When long estranged sisters Joni and Frankie are thrown together by the will of their deceased grandmother, they must compete as a team on a reality survival program in order to receive $1million each from her will. These once close sisters are as different as it’s possible to be. Quirky Joni with her green hair and pet ferret and cool, up-market Frankie are poles apart but they’re both desperately in need of money. Set on a survivor-style island in the Pacific and full of delicious characters and witty dialogue it’s the heartfelt love these sisters rediscover that warms. This is my top pick read of the year so far.
Author: C J Sansom
Reviewed by: Sara Hood
C J Sansom’s books were recommended to me by the youngest sister of a friend of my Dad’s. She lives in Utah and runs a bookshop, and despite never having met we’re firm Facebook friends. I happened to post that I adored Wolf Hall
and was hanging out for Bring Up the Bodies
, and she said I expect you’d like C J Sansom then. Her bookshop specialises in matching readers with books, so I hit Google, as you do, and there he was: A crime writer who sets his plots in Tudor England. The man has a doctorate in history and then became a lawyer, so there was the risk he’d be terribly worthy and dry, but keeping an open mind I sent off for Dissolution
, the first in what is now a five book series.

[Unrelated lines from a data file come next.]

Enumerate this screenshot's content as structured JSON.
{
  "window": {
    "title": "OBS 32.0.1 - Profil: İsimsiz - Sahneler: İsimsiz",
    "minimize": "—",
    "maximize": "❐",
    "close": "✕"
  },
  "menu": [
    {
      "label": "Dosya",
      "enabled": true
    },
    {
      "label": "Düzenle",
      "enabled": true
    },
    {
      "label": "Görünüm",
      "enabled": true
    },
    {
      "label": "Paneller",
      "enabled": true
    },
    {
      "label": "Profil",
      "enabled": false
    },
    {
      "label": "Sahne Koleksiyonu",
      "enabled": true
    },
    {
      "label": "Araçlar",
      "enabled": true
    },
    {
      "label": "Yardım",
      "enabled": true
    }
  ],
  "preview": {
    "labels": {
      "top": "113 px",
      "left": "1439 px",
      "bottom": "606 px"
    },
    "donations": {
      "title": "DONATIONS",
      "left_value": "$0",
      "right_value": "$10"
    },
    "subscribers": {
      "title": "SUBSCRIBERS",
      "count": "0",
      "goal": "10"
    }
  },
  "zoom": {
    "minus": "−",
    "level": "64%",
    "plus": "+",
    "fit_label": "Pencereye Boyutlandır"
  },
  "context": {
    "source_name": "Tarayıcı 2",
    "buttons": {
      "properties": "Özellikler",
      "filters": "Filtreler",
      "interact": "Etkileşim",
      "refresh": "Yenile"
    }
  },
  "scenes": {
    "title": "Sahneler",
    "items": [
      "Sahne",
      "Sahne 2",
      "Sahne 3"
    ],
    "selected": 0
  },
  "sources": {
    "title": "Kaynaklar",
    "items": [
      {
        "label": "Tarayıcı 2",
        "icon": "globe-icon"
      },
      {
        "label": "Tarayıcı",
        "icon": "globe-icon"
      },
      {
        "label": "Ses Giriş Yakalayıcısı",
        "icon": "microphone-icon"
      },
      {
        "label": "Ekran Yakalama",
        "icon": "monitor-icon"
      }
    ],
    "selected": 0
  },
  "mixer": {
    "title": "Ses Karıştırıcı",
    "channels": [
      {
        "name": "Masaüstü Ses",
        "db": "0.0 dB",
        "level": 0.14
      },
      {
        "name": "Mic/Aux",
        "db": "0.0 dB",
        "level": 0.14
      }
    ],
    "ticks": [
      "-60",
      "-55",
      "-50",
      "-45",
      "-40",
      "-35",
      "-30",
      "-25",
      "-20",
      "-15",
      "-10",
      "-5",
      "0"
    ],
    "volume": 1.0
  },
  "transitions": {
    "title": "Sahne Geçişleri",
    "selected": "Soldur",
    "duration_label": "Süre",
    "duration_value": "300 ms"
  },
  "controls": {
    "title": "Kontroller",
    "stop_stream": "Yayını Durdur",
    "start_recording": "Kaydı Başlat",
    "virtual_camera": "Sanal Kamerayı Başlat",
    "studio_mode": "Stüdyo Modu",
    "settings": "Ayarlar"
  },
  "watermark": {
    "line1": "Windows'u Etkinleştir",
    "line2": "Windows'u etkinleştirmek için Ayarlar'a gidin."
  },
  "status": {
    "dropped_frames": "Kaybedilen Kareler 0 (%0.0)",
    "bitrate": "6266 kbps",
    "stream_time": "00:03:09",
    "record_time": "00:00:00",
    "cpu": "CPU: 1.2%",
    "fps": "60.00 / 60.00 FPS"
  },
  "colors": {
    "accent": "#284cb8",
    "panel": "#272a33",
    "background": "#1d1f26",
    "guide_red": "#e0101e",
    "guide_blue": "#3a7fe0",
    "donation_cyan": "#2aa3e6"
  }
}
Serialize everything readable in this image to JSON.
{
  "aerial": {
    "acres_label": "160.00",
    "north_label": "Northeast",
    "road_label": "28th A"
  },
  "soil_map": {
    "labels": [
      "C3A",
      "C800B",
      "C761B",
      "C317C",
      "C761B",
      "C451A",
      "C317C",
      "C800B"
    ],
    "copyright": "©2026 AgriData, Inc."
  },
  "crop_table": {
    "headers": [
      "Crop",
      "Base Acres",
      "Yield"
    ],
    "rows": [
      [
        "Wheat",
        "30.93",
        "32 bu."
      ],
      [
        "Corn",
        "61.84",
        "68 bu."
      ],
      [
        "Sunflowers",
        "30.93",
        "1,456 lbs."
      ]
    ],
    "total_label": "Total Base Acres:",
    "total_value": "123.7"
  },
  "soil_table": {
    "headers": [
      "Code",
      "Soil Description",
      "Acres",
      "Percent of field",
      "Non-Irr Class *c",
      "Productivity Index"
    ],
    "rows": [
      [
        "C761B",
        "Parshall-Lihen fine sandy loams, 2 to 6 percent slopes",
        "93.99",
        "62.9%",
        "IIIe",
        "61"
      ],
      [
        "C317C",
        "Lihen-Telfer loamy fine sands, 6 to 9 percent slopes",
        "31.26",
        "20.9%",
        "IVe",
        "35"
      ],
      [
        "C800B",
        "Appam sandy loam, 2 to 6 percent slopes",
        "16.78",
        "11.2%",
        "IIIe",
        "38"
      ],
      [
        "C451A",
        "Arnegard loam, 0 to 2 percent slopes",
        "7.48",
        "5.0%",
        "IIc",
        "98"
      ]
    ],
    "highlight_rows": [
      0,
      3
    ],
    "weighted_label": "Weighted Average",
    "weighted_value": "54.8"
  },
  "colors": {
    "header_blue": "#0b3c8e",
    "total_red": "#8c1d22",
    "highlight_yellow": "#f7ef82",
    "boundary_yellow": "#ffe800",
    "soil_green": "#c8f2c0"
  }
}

And loved it. I’m really demanding of books. Sentences must make sense. Logic must be followed. If they’re historical then they have to be accurate, or accurate enough to make me think they’re accurate. No dress ups, please. Characters have to be real people, with motivations, and demons, and flaws. Don’t make them do things that are out of character or just plain daft so you can advance the plot, or I shall scare the dogs by throwing your book across the room. So don’t have the detective tell Madam that her life is in mortal danger and she must never leave the house, but if she really has to then she must take these two armed gorillas with her, but then she has a slight tiff with the upper housemaid and flounces out into the dark ALL ALONE. Sigh. Scream. Book flung at wall. Barking dogs.
C J Sansom is not like that at all. Characters are treated with respect. They’re fully formed, warts and all, and meeting them is like making new friends. Well, not the baddies. Of course, I wouldn’t want to make friends with them what done it. And places, they’re so vivid. You can see the triangular sails of the wherries, criss-crossing the Thames as the 16th century equivalents of taxis. Smell the stench of the London streets. Well, almost. You get the point. Tudor London stank. And be alert, be very alert, to keep up with the stories as they whisk along at breakneck speed, twisting and turning all over the shop. Revelation
is the fourth book and less twisty-turny than the earlier stories, but is much more bleak. Eeeeuw. How the baby dies. That’s not for the weak of stomach. And (spoiler alert) I do think it’s about time that the protagonist, Master Shardlake, is allowed to find someone to love him back. Heartstone
, the final and most recent book, is on the bedside table waiting to be opened. But the sooner I start it the sooner it’s finished, so it will wait a little while longer. Let’s hope it has some requited love. Dear Matthew Shardlake deserves a bit of happiness after all the sleuthing he’s been up to.